Miners gather Himalayan pink salt from the Salt Range mountains in the remote Punjab region of Pakistan, south of Islamabad. It is a variety of rock salt that acquires its pink color from impurities contained within the salt. People have been mining Himalayan pink salt for hundreds of years. Historically, it has been used for food preparation and preservation.
Nutritional Value of Himalayan Pink Salt
The truth is, Himalayan pink salt is chemically similar to regular table salt, which is sodium chloride. According to the United States Department of Agriculture (USDA) — which manages a detailed nutritional analysis on all food marketed in the U.S. — conventional table salt has 581 mg of sodium per quarter-teaspoon. In comparison, Himalayan pink salt has 388 mg of sodium per quarter-teaspoon. While the latter has a much lower sodium content, it is only because Himalayan pink salt is less dense than regular table salt and its generally coarser grind. When it comes to weight, both are equal in sodium content.

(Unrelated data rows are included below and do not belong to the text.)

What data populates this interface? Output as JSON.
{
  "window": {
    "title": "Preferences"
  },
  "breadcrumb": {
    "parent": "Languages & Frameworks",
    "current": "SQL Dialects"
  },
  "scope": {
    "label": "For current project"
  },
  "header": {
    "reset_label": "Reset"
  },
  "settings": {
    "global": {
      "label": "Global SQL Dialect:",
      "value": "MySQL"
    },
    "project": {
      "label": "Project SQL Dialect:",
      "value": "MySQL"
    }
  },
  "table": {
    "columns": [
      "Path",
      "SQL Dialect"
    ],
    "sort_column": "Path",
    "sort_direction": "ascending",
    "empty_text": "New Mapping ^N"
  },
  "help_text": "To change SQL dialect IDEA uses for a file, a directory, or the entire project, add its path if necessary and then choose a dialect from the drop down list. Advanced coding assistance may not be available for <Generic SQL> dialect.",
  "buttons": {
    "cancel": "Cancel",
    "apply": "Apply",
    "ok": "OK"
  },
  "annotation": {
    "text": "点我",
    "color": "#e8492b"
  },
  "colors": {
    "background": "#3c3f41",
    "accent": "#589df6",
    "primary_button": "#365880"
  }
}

Himalayan pink salt does contain a few extra minerals that regular table salt does not have. For instance, Himalayan pink salt has trace amounts of calcium, potassium, and magnesium. Still, Himalayan pink salt does not contain sufficient calcium, potassium, and magnesium in quantities that are enough to make a significant difference in your health.
When you browse through the array of pink Himalayan salt options at the supermarket, you may notice that the Nutrition Facts on various brands state that a serving of the salt contains 0% of the daily value for calcium, potassium, and magnesium. That is quite misleading because, in truth, the salt does contain a bit of all three. Although, it is important to know that a single serving of the salt (a quarter-teaspoon or so) contains less than 1% of any mineral. Therefore, the label must claim that the content is zero.

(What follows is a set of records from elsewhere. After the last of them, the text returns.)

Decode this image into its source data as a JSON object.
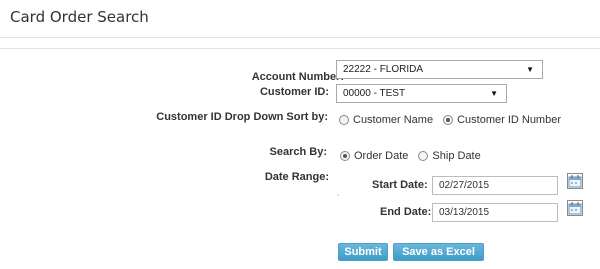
{
  "page": {
    "title": "Card Order Search"
  },
  "form": {
    "account_number_label": "Account Number:",
    "account_number_value": "22222 - FLORIDA",
    "customer_id_label": "Customer ID:",
    "customer_id_value": "00000 - TEST",
    "sort_label": "Customer ID Drop Down Sort by:",
    "sort_options": [
      {
        "label": "Customer Name",
        "selected": false
      },
      {
        "label": "Customer ID Number",
        "selected": true
      }
    ],
    "search_by_label": "Search By:",
    "search_by_options": [
      {
        "label": "Order Date",
        "selected": true
      },
      {
        "label": "Ship Date",
        "selected": false
      }
    ],
    "date_range_label": "Date Range:",
    "start_date_label": "Start Date:",
    "start_date_value": "02/27/2015",
    "end_date_label": "End Date:",
    "end_date_value": "03/13/2015"
  },
  "actions": {
    "submit_label": "Submit",
    "excel_label": "Save as Excel"
  },
  "icons": {
    "dropdown": "chevron-down-icon",
    "calendar": "calendar-icon"
  },
  "colors": {
    "button_bg": "#4aa5d0",
    "button_border": "#4c9fc5",
    "rule": "#e4e4e4"
  }
}
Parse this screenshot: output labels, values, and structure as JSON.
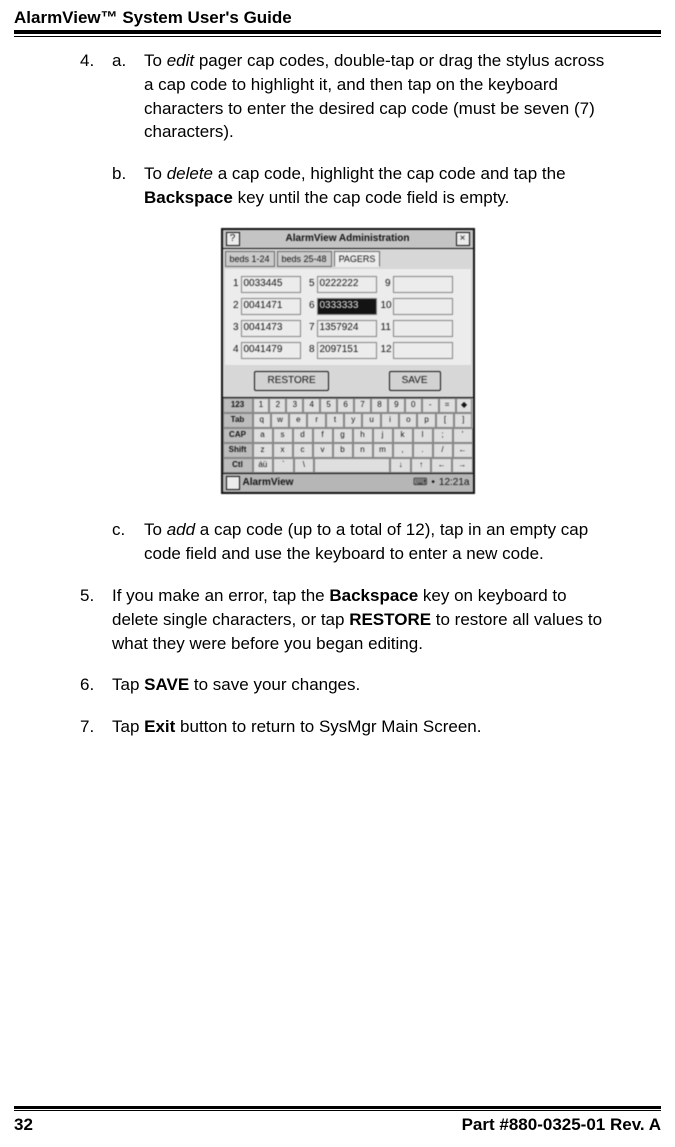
{
  "header": {
    "title": "AlarmView™ System User's Guide"
  },
  "items": {
    "four": {
      "num": "4.",
      "a": {
        "marker": "a.",
        "pre": "To ",
        "italic": "edit",
        "post": " pager cap codes, double-tap or drag the stylus across a cap code to highlight it, and then tap on the keyboard characters to enter the desired cap code (must be seven (7) characters)."
      },
      "b": {
        "marker": "b.",
        "pre": "To ",
        "italic": "delete",
        "mid": " a cap code, highlight the cap code and tap the ",
        "bold": "Backspace",
        "post": " key until the cap code field is empty."
      },
      "c": {
        "marker": "c.",
        "pre": "To ",
        "italic": "add",
        "post": " a cap code (up to a total of 12), tap in an empty cap code field and use the keyboard to enter a new code."
      }
    },
    "five": {
      "num": "5.",
      "pre": "If you make an error, tap the ",
      "bold1": "Backspace",
      "mid": " key on keyboard to delete single characters, or tap ",
      "bold2": "RESTORE",
      "post": " to restore all values to what they were before you began editing."
    },
    "six": {
      "num": "6.",
      "pre": "Tap ",
      "bold": "SAVE",
      "post": " to save your changes."
    },
    "seven": {
      "num": "7.",
      "pre": "Tap ",
      "bold": "Exit",
      "post": " button to return to SysMgr Main Screen."
    }
  },
  "device": {
    "help": "?",
    "title": "AlarmView Administration",
    "close": "×",
    "tabs": {
      "t1": "beds 1-24",
      "t2": "beds 25-48",
      "t3": "PAGERS"
    },
    "rows": {
      "r1": {
        "n1": "1",
        "v1": "0033445",
        "n2": "5",
        "v2": "0222222",
        "n3": "9",
        "v3": ""
      },
      "r2": {
        "n1": "2",
        "v1": "0041471",
        "n2": "6",
        "v2": "0333333",
        "n3": "10",
        "v3": ""
      },
      "r3": {
        "n1": "3",
        "v1": "0041473",
        "n2": "7",
        "v2": "1357924",
        "n3": "11",
        "v3": ""
      },
      "r4": {
        "n1": "4",
        "v1": "0041479",
        "n2": "8",
        "v2": "2097151",
        "n3": "12",
        "v3": ""
      }
    },
    "buttons": {
      "restore": "RESTORE",
      "save": "SAVE"
    },
    "kbd": {
      "row1_label": "123",
      "row1": [
        "1",
        "2",
        "3",
        "4",
        "5",
        "6",
        "7",
        "8",
        "9",
        "0",
        "-",
        "=",
        "◆"
      ],
      "row2_label": "Tab",
      "row2": [
        "q",
        "w",
        "e",
        "r",
        "t",
        "y",
        "u",
        "i",
        "o",
        "p",
        "[",
        "]"
      ],
      "row3_label": "CAP",
      "row3": [
        "a",
        "s",
        "d",
        "f",
        "g",
        "h",
        "j",
        "k",
        "l",
        ";",
        "'"
      ],
      "row4_label": "Shift",
      "row4": [
        "z",
        "x",
        "c",
        "v",
        "b",
        "n",
        "m",
        ",",
        ".",
        "/",
        "←"
      ],
      "row5_label": "Ctl",
      "row5": [
        "áü",
        "`",
        "\\",
        "",
        "",
        "",
        "",
        "",
        "↓",
        "↑",
        "←",
        "→"
      ]
    },
    "taskbar": {
      "app": "AlarmView",
      "time": "12:21a",
      "kbd_icon": "⌨",
      "sep": "•"
    }
  },
  "footer": {
    "page": "32",
    "part": "Part #880-0325-01 Rev. A"
  }
}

An ounce of Himalayan pink salt (approximately 4.6 teaspoons of salt) has about 6% of the recommended daily iron intake. Nonetheless, that is an unhealthy amount of salt to eat if your purpose is to consume a bit of iron.
In addition, some manufacturers insist that Himalayan pink salt has many other trace minerals. However, there is little independent research to back up these claims.
There is plenty of hype surrounding the supposed extraordinary health benefits of Himalayan pink salt, but scientific research supports little of that hype. Himalayan pink salt does have benefits — it is visually more appealing with its pink color, and some people say the trace minerals add a more interesting taste to dishes than regular table salt. So, should you make the switch? Science says not necessarily. But if you are interested in the trace minerals found in Himalayan pink salt, you can add it to your cooking recipes, then get your essential nutrients from other sources.
Feeling salty? Get more salt-related content here.